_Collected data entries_
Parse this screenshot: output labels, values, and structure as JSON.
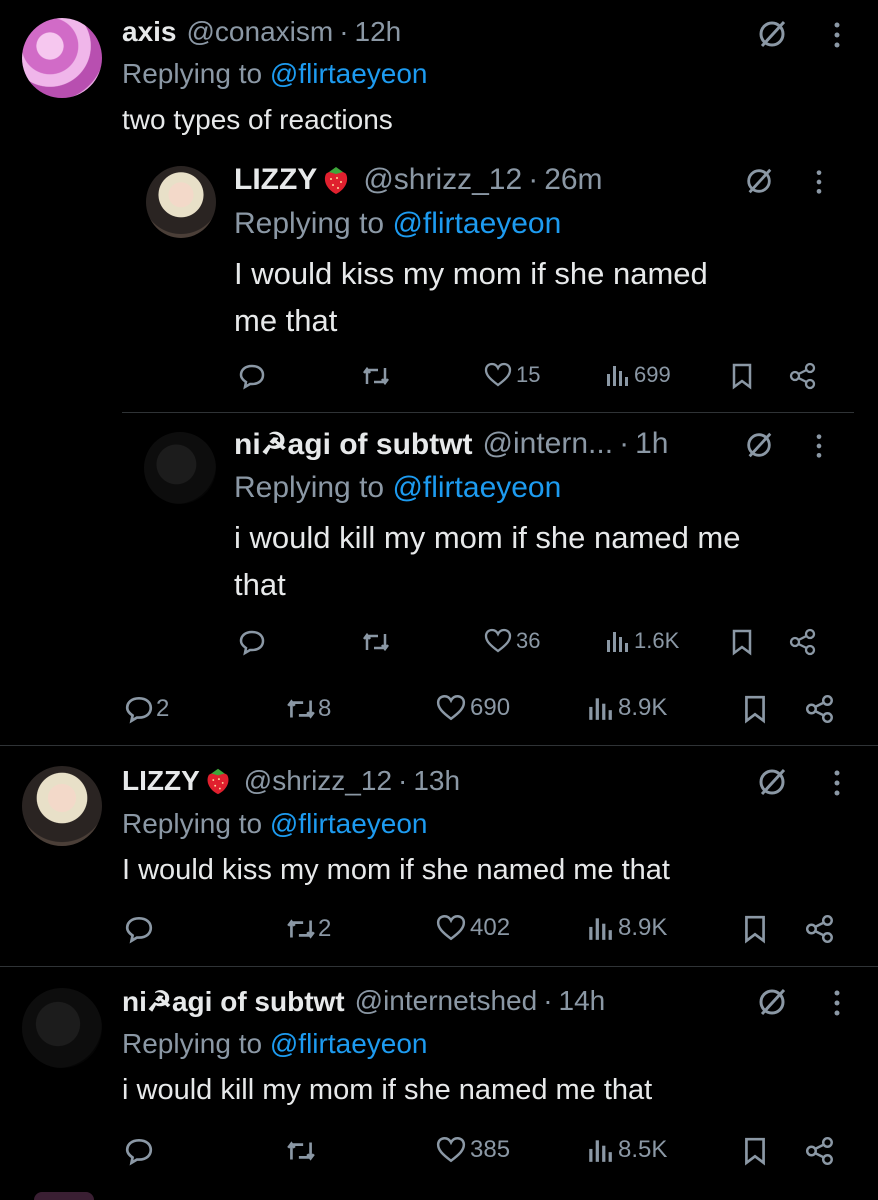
{
  "tweets": [
    {
      "name": "axis",
      "handle": "@conaxism",
      "sep": "·",
      "time": "12h",
      "replying_prefix": "Replying to ",
      "replying_to": "@flirtaeyeon",
      "text": "two types of reactions",
      "actions": {
        "replies": "2",
        "retweets": "8",
        "likes": "690",
        "views": "8.9K"
      }
    },
    {
      "name": "LIZZY",
      "handle": "@shrizz_12",
      "sep": "·",
      "time": "13h",
      "replying_prefix": "Replying to ",
      "replying_to": "@flirtaeyeon",
      "text": "I would kiss my mom if she named me that",
      "actions": {
        "replies": "",
        "retweets": "2",
        "likes": "402",
        "views": "8.9K"
      }
    },
    {
      "name": "ni☭agi of subtwt",
      "handle": "@internetshed",
      "sep": "·",
      "time": "14h",
      "replying_prefix": "Replying to ",
      "replying_to": "@flirtaeyeon",
      "text": "i would kill my mom if she named me that",
      "actions": {
        "replies": "",
        "retweets": "",
        "likes": "385",
        "views": "8.5K"
      }
    }
  ],
  "quoted": [
    {
      "name": "LIZZY",
      "handle": "@shrizz_12",
      "sep": "·",
      "time": "26m",
      "replying_prefix": "Replying to ",
      "replying_to": "@flirtaeyeon",
      "text_line1": "I would kiss my mom if she named",
      "text_line2": "me that",
      "actions": {
        "likes": "15",
        "views": "699"
      }
    },
    {
      "name": "ni☭agi of subtwt",
      "handle": "@intern...",
      "sep": "·",
      "time": "1h",
      "replying_prefix": "Replying to ",
      "replying_to": "@flirtaeyeon",
      "text_line1": "i would kill my mom if she named me",
      "text_line2": "that",
      "actions": {
        "likes": "36",
        "views": "1.6K"
      }
    }
  ],
  "icons": {
    "name_emoji": "strawberry-icon",
    "grok": "grok-slash-icon",
    "more": "more-vertical-icon",
    "reply": "reply-bubble-icon",
    "retweet": "retweet-icon",
    "like": "heart-icon",
    "views": "views-bars-icon",
    "bookmark": "bookmark-icon",
    "share": "share-icon"
  },
  "colors": {
    "background": "#000000",
    "text": "#e7e9ea",
    "muted": "#8b98a5",
    "link": "#1d9bf0",
    "divider": "#2f3336"
  }
}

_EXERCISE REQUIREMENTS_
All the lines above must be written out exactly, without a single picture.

_RESPONSE TO THIS TASK_
Parse this screenshot: output labels, values, and structure as JSON.
{
  "tweets": [
    {
      "name": "axis",
      "handle": "@conaxism",
      "sep": "·",
      "time": "12h",
      "replying_prefix": "Replying to ",
      "replying_to": "@flirtaeyeon",
      "text": "two types of reactions",
      "actions": {
        "replies": "2",
        "retweets": "8",
        "likes": "690",
        "views": "8.9K"
      }
    },
    {
      "name": "LIZZY",
      "handle": "@shrizz_12",
      "sep": "·",
      "time": "13h",
      "replying_prefix": "Replying to ",
      "replying_to": "@flirtaeyeon",
      "text": "I would kiss my mom if she named me that",
      "actions": {
        "replies": "",
        "retweets": "2",
        "likes": "402",
        "views": "8.9K"
      }
    },
    {
      "name": "ni☭agi of subtwt",
      "handle": "@internetshed",
      "sep": "·",
      "time": "14h",
      "replying_prefix": "Replying to ",
      "replying_to": "@flirtaeyeon",
      "text": "i would kill my mom if she named me that",
      "actions": {
        "replies": "",
        "retweets": "",
        "likes": "385",
        "views": "8.5K"
      }
    }
  ],
  "quoted": [
    {
      "name": "LIZZY",
      "handle": "@shrizz_12",
      "sep": "·",
      "time": "26m",
      "replying_prefix": "Replying to ",
      "replying_to": "@flirtaeyeon",
      "text_line1": "I would kiss my mom if she named",
      "text_line2": "me that",
      "actions": {
        "likes": "15",
        "views": "699"
      }
    },
    {
      "name": "ni☭agi of subtwt",
      "handle": "@intern...",
      "sep": "·",
      "time": "1h",
      "replying_prefix": "Replying to ",
      "replying_to": "@flirtaeyeon",
      "text_line1": "i would kill my mom if she named me",
      "text_line2": "that",
      "actions": {
        "likes": "36",
        "views": "1.6K"
      }
    }
  ],
  "icons": {
    "name_emoji": "strawberry-icon",
    "grok": "grok-slash-icon",
    "more": "more-vertical-icon",
    "reply": "reply-bubble-icon",
    "retweet": "retweet-icon",
    "like": "heart-icon",
    "views": "views-bars-icon",
    "bookmark": "bookmark-icon",
    "share": "share-icon"
  },
  "colors": {
    "background": "#000000",
    "text": "#e7e9ea",
    "muted": "#8b98a5",
    "link": "#1d9bf0",
    "divider": "#2f3336"
  }
}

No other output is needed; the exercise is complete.